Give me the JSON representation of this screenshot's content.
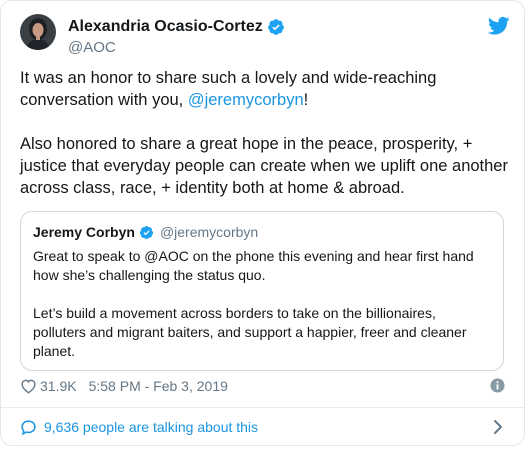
{
  "author": {
    "name": "Alexandria Ocasio-Cortez",
    "handle": "@AOC",
    "verified": true
  },
  "tweet": {
    "text_before_mention": "It was an honor to share such a lovely and wide-reaching conversation with you, ",
    "mention": "@jeremycorbyn",
    "text_after_mention": "!",
    "paragraph2": "Also honored to share a great hope in the peace, prosperity, + justice that everyday people can create when we uplift one another across class, race, + identity both at home & abroad."
  },
  "quoted": {
    "name": "Jeremy Corbyn",
    "handle": "@jeremycorbyn",
    "verified": true,
    "paragraph1": "Great to speak to @AOC on the phone this evening and hear first hand how she’s challenging the status quo.",
    "paragraph2": "Let’s build a movement across borders to take on the billionaires, polluters and migrant baiters, and support a happier, freer and cleaner planet."
  },
  "meta": {
    "likes": "31.9K",
    "timestamp": "5:58 PM - Feb 3, 2019"
  },
  "footer": {
    "talking_label": "9,636 people are talking about this"
  },
  "colors": {
    "link": "#1b95e0",
    "verified": "#1da1f2",
    "secondary_text": "#657786"
  },
  "icons": {
    "verified": "verified-badge-icon",
    "brand": "twitter-bird-icon",
    "like": "heart-icon",
    "info": "info-icon",
    "talk": "speech-bubble-icon",
    "more": "chevron-right-icon"
  }
}
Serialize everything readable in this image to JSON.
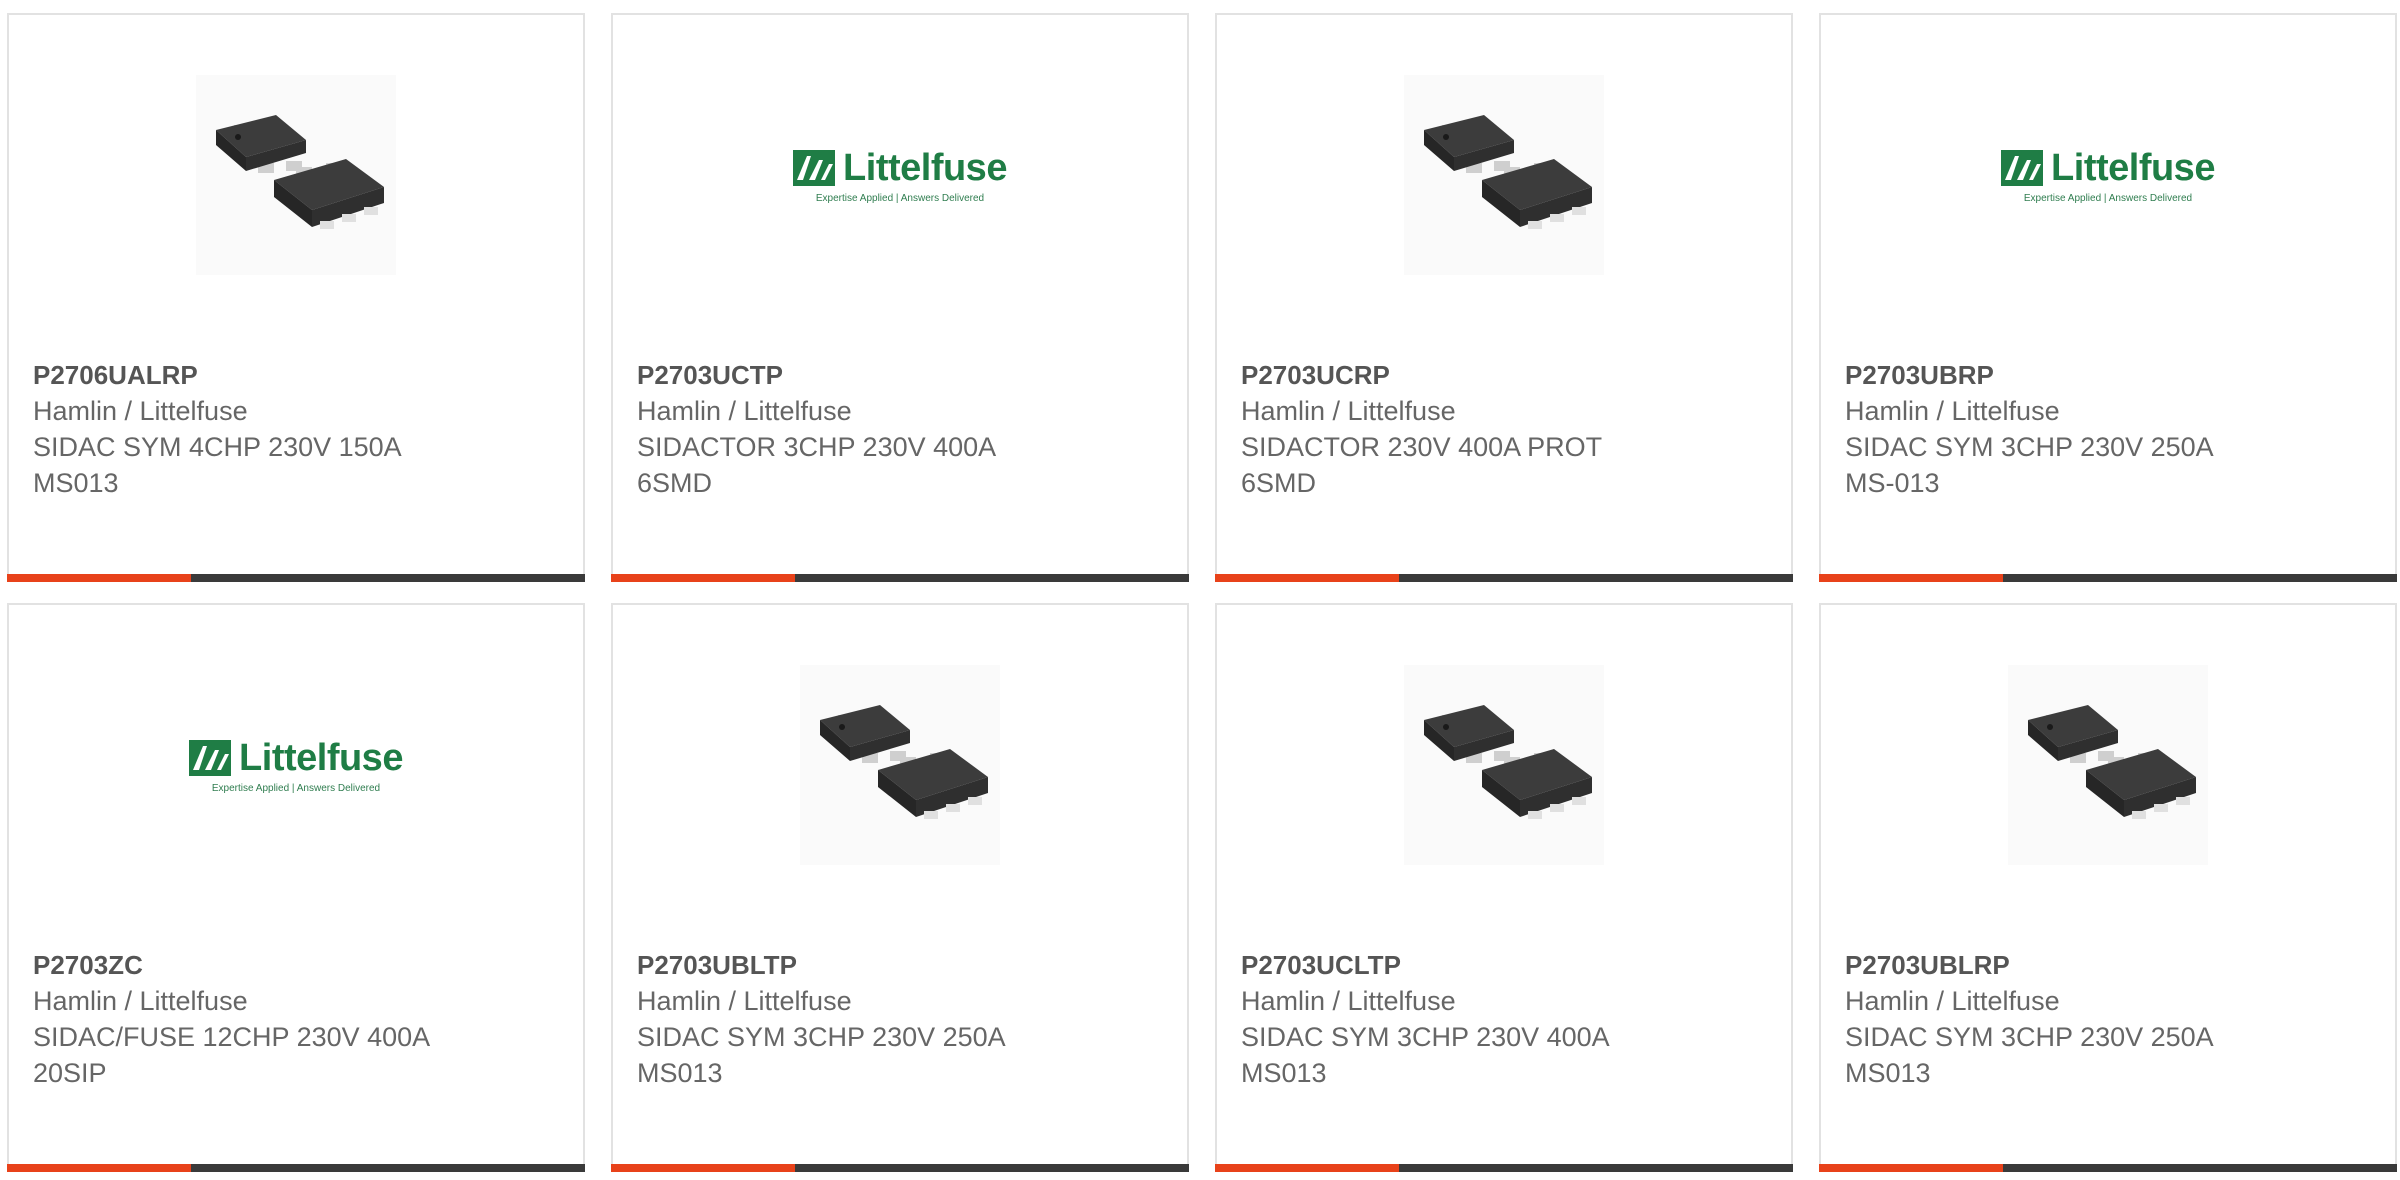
{
  "colors": {
    "accent": "#e8421a",
    "bar": "#3a3a3a",
    "brand_green": "#1f7d45"
  },
  "products": [
    {
      "part_number": "P2706UALRP",
      "manufacturer": "Hamlin / Littelfuse",
      "desc1": "SIDAC SYM 4CHP 230V 150A",
      "desc2": "MS013",
      "image": "chip-package-icon"
    },
    {
      "part_number": "P2703UCTP",
      "manufacturer": "Hamlin / Littelfuse",
      "desc1": "SIDACTOR 3CHP 230V 400A",
      "desc2": "6SMD",
      "image": "littelfuse-logo"
    },
    {
      "part_number": "P2703UCRP",
      "manufacturer": "Hamlin / Littelfuse",
      "desc1": "SIDACTOR 230V 400A PROT",
      "desc2": "6SMD",
      "image": "chip-package-icon"
    },
    {
      "part_number": "P2703UBRP",
      "manufacturer": "Hamlin / Littelfuse",
      "desc1": "SIDAC SYM 3CHP 230V 250A",
      "desc2": "MS-013",
      "image": "littelfuse-logo"
    },
    {
      "part_number": "P2703ZC",
      "manufacturer": "Hamlin / Littelfuse",
      "desc1": "SIDAC/FUSE 12CHP 230V 400A",
      "desc2": "20SIP",
      "image": "littelfuse-logo"
    },
    {
      "part_number": "P2703UBLTP",
      "manufacturer": "Hamlin / Littelfuse",
      "desc1": "SIDAC SYM 3CHP 230V 250A",
      "desc2": "MS013",
      "image": "chip-package-icon"
    },
    {
      "part_number": "P2703UCLTP",
      "manufacturer": "Hamlin / Littelfuse",
      "desc1": "SIDAC SYM 3CHP 230V 400A",
      "desc2": "MS013",
      "image": "chip-package-icon"
    },
    {
      "part_number": "P2703UBLRP",
      "manufacturer": "Hamlin / Littelfuse",
      "desc1": "SIDAC SYM 3CHP 230V 250A",
      "desc2": "MS013",
      "image": "chip-package-icon"
    }
  ],
  "logo": {
    "brand": "Littelfuse",
    "tagline": "Expertise Applied | Answers Delivered"
  }
}
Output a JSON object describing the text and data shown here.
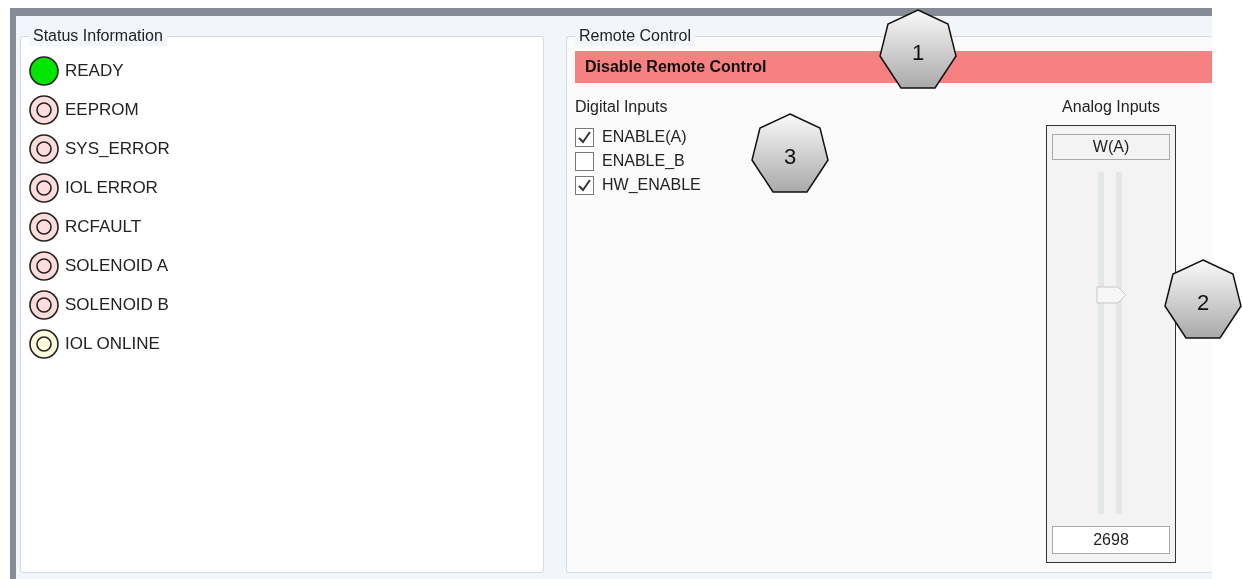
{
  "status_information": {
    "title": "Status Information",
    "indicators": [
      {
        "label": "READY",
        "on": true,
        "color": "#00e600"
      },
      {
        "label": "EEPROM",
        "on": false,
        "color": "#ffdcdc"
      },
      {
        "label": "SYS_ERROR",
        "on": false,
        "color": "#ffdcdc"
      },
      {
        "label": "IOL ERROR",
        "on": false,
        "color": "#ffdcdc"
      },
      {
        "label": "RCFAULT",
        "on": false,
        "color": "#ffdcdc"
      },
      {
        "label": "SOLENOID A",
        "on": false,
        "color": "#ffdcdc"
      },
      {
        "label": "SOLENOID B",
        "on": false,
        "color": "#ffdcdc"
      },
      {
        "label": "IOL ONLINE",
        "on": false,
        "color": "#fffadc"
      }
    ]
  },
  "remote_control": {
    "title": "Remote Control",
    "button": "Disable Remote Control",
    "digital_inputs": {
      "title": "Digital Inputs",
      "items": [
        {
          "label": "ENABLE(A)",
          "checked": true
        },
        {
          "label": "ENABLE_B",
          "checked": false
        },
        {
          "label": "HW_ENABLE",
          "checked": true
        }
      ]
    },
    "analog_inputs": {
      "title": "Analog Inputs",
      "channel": "W(A)",
      "level": 0.64,
      "reading": "2698"
    }
  },
  "callouts": [
    "1",
    "2",
    "3"
  ]
}
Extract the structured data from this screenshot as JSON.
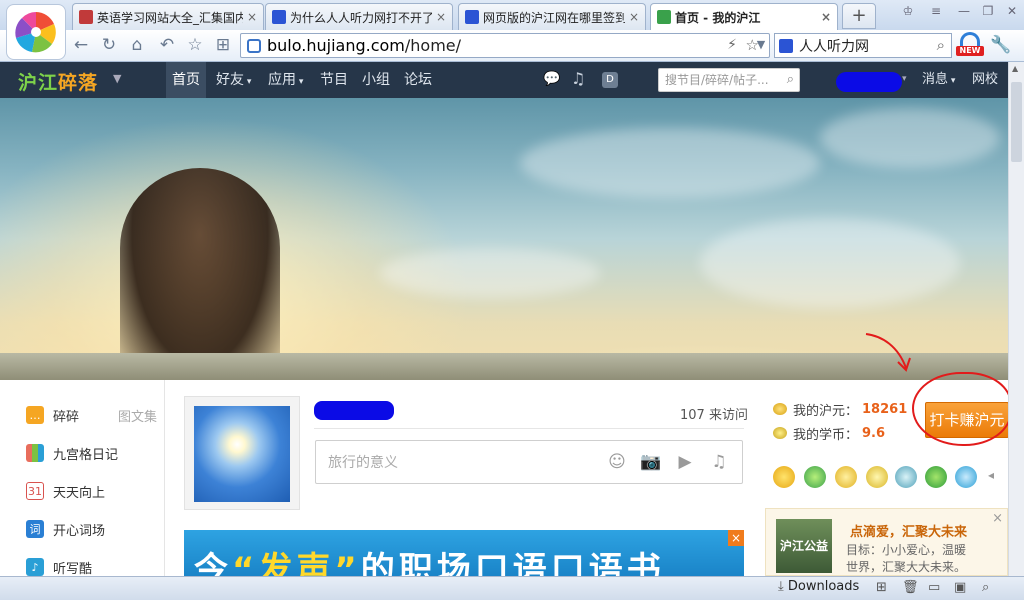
{
  "browser": {
    "tabs": [
      {
        "label": "英语学习网站大全_汇集国内",
        "active": false
      },
      {
        "label": "为什么人人听力网打不开了",
        "active": false
      },
      {
        "label": "网页版的沪江网在哪里签到",
        "active": false
      },
      {
        "label": "首页 - 我的沪江",
        "active": true
      }
    ],
    "new_tab": "+",
    "url_domain": "bulo.hujiang.com",
    "url_path": "/home/",
    "search_value": "人人听力网",
    "new_badge": "NEW",
    "status_downloads": "Downloads"
  },
  "site": {
    "logo_part1": "沪江",
    "logo_part2": "碎落",
    "nav": [
      {
        "label": "首页",
        "active": true
      },
      {
        "label": "好友",
        "has_menu": true
      },
      {
        "label": "应用",
        "has_menu": true
      },
      {
        "label": "节目"
      },
      {
        "label": "小组"
      },
      {
        "label": "论坛"
      }
    ],
    "search_placeholder": "搜节目/碎碎/帖子...",
    "user_menu": [
      {
        "label": "消息"
      },
      {
        "label": "网校"
      }
    ]
  },
  "sidebar": {
    "items": [
      {
        "label": "碎碎",
        "color": "#f5a623"
      },
      {
        "label": "九宫格日记",
        "color": "#e86d5c"
      },
      {
        "label": "天天向上",
        "color": "#d9534f"
      },
      {
        "label": "开心词场",
        "color": "#2a7fd4"
      },
      {
        "label": "听写酷",
        "color": "#2a9fd6"
      }
    ],
    "extra_link": "图文集"
  },
  "profile": {
    "visits": "107 来访问",
    "status_placeholder": "旅行的意义"
  },
  "ad": {
    "prefix": "今",
    "quote_open": "“",
    "highlight": "发声",
    "quote_close": "”",
    "rest": "的职场口语口语书",
    "close": "×"
  },
  "wallet": {
    "hujiang_coin_label": "我的沪元：",
    "hujiang_coin_value": "18261",
    "study_coin_label": "我的学币：",
    "study_coin_value": "9.6",
    "checkin_button": "打卡赚沪元"
  },
  "notice": {
    "image_text": "沪江公益",
    "title": "点滴爱，汇聚大未来",
    "description": "目标：小小爱心，温暖世界，汇聚大大未来。",
    "close": "×"
  },
  "colors": {
    "header_bg": "#263649",
    "accent_orange": "#eb7b08",
    "annotation_red": "#e21b1b"
  }
}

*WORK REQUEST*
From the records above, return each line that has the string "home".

*TASK SOLUTION*
    "paragraph2": "Also honored to share a great hope in the peace, prosperity, + justice that everyday people can create when we uplift one another across class, race, + identity both at home & abroad."
    "url_path": "/home/",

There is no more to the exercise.